Intellectual Privilege Imagery

To accompany the text of my book-in-progress, Intellectual Privilege: Copyright, Common Law, and the Common Good, I've been trying to come up with some appropriate imagery. I'm looking for descriptive and striking graphics that at least hint at the book's theme. Let me see what you think about three images, one for each of the three phrases in the book's subtitle.

  • For "Copyright": A red c-clamp, tight shut, within a circle of chains. I doubt that I need to explain that image, much. The red clamp would make for a nice favicon, too.

  • For "Common Law": A chain strung along a series of posts, such as you might see marking lines in a bank or in front of a painting in a gallery.
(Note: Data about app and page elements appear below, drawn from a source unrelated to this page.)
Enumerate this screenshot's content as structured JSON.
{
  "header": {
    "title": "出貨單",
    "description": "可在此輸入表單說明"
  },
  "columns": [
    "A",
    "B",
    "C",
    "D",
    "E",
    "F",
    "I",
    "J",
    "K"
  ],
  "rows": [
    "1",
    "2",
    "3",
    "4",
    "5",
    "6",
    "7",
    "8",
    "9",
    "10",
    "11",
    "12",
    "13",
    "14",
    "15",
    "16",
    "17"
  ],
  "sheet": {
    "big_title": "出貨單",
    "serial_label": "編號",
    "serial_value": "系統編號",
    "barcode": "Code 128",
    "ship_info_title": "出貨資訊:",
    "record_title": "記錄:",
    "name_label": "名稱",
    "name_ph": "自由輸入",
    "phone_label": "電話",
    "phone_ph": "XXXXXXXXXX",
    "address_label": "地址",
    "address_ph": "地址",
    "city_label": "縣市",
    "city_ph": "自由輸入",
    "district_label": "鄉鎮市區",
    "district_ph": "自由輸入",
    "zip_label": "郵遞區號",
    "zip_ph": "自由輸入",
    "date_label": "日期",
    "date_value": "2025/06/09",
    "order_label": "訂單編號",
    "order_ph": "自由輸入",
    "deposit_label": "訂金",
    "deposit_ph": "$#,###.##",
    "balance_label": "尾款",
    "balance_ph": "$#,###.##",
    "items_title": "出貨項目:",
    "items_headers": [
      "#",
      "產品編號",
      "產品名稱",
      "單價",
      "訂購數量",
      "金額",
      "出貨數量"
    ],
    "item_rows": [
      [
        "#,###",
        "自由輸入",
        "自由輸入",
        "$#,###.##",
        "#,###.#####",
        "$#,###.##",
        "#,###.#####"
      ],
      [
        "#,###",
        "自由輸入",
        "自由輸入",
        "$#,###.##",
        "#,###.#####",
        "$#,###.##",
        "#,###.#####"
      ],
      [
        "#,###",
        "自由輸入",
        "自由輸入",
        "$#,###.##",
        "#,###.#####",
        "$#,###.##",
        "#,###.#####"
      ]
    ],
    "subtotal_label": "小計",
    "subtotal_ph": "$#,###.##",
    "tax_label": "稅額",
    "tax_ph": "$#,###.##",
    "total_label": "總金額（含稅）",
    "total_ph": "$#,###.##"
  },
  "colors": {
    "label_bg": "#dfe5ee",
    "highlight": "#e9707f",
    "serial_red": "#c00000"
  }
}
That represents the gentle but firm guidelines established by contract, property, and tort law.

  • For "the Common Good": A computer screen showing a long string of alternating zeros and ones. These numbers—". . . 0 1 0 1 0 1 0 1 . . ."—would represent both binary code and the links of a chain, each of them free of the others and rotated to stand proudly upright.

Why worry about mere pictures so early in the process? I'd say "pleasantly muse" rather than "worry"; I like illustration puzzles. I find, too, that good visual symbols can help me work up good verbal symbols.

[Crossposted to Intellectual Privilege]


Glen Whitman said...

I think having all these images on the cover would be too cluttered. The image that I found most intriguing was the first:

For "Copyright": A red c-clamp, tight shut, within a circle of chains.

But the chains strike me as gilding the lily. A c-clamp already signifies binding something and holding it in place. How about this: A red c-clamp -- tightly holding a stack of books, CDs, DVDs, etc. The symbolism is clear: the C is preventing us from accessing the contents of these works.

Ran said...

+1 to Dr. Whitman's comment.

Anonymous said...

Chains are pretty compelling.

This may be completely out of line with the content and message of your book, but here's what comes to my mind from the perspective of symbolism.

Padlocked chain for copyright. Can imprison, but also symbolize promises and exclusivity.

Some sort of daisy chain for common law. It can create an enclosure, and is created by repeated actions over time, and multi-faceted components.

Interlinking chains made of people for the common good. Dynamic and organic.

I realize that this is a visually disparate group of images which might be impossible to translate into a complementary set of logos. (but it was fun :))

Tom W. Bell said...

Thanks for those thoughts, all. To Glen and ran, I'd observe that putting *some sort* of circle around the c would seem in order, as that is what the copyright symbol includes.